**** SOURCE DATA

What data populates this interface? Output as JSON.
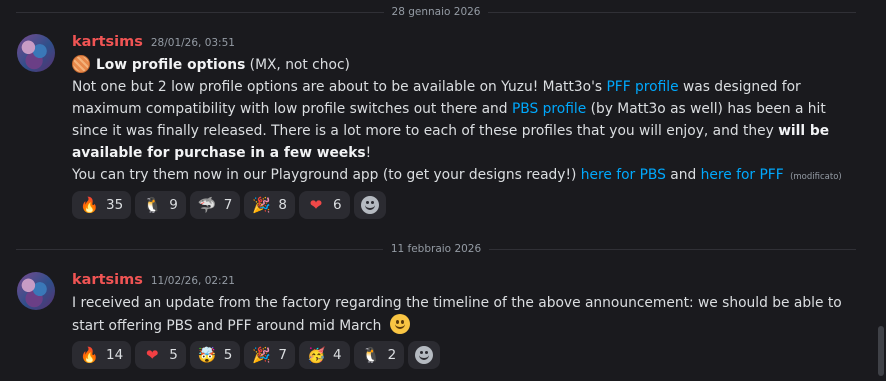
{
  "dividers": [
    {
      "label": "28 gennaio 2026"
    },
    {
      "label": "11 febbraio 2026"
    }
  ],
  "messages": [
    {
      "author": "kartsims",
      "timestamp": "28/01/26, 03:51",
      "title_bold": "Low profile options",
      "title_rest": " (MX, not choc)",
      "p1_a": "Not one but 2 low profile options are about to be available on Yuzu! Matt3o's ",
      "p1_link1": "PFF profile",
      "p1_b": " was designed for maximum compatibility with low profile switches out there and ",
      "p1_link2": "PBS profile",
      "p1_c": " (by Matt3o as well) has been a hit since it was finally released. There is a lot more to each of these profiles that you will enjoy, and they ",
      "p1_bold": "will be available for purchase in a few weeks",
      "p1_d": "!",
      "p2_a": "You can try them now in our Playground app (to get your designs ready!) ",
      "p2_link1": "here for PBS",
      "p2_b": " and ",
      "p2_link2": "here for PFF",
      "edited": "(modificato)",
      "reactions": [
        {
          "emoji": "🔥",
          "icon": "fire-icon",
          "count": "35"
        },
        {
          "emoji": "🐧",
          "icon": "penguin-icon",
          "count": "9"
        },
        {
          "emoji": "🦈",
          "icon": "shark-icon",
          "count": "7"
        },
        {
          "emoji": "🎉",
          "icon": "party-popper-icon",
          "count": "8"
        },
        {
          "emoji": "❤",
          "icon": "heart-on-fire-icon",
          "count": "6"
        }
      ]
    },
    {
      "author": "kartsims",
      "timestamp": "11/02/26, 02:21",
      "text": "I received an update from the factory regarding the timeline of the above announcement: we should be able to start offering PBS and PFF around mid March ",
      "reactions": [
        {
          "emoji": "🔥",
          "icon": "fire-icon",
          "count": "14"
        },
        {
          "emoji": "❤",
          "icon": "heart-icon",
          "count": "5"
        },
        {
          "emoji": "🤯",
          "icon": "exploding-head-icon",
          "count": "5"
        },
        {
          "emoji": "🎉",
          "icon": "party-popper-icon",
          "count": "7"
        },
        {
          "emoji": "🥳",
          "icon": "partying-face-icon",
          "count": "4"
        },
        {
          "emoji": "🐧",
          "icon": "penguin-icon",
          "count": "2"
        }
      ]
    }
  ]
}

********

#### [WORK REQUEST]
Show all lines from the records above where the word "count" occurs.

#### [WRITTEN REPLY]
          "count": "35"
          "count": "9"
          "count": "7"
          "count": "8"
          "count": "6"
          "count": "14"
          "count": "5"
          "count": "5"
          "count": "7"
          "count": "4"
          "count": "2"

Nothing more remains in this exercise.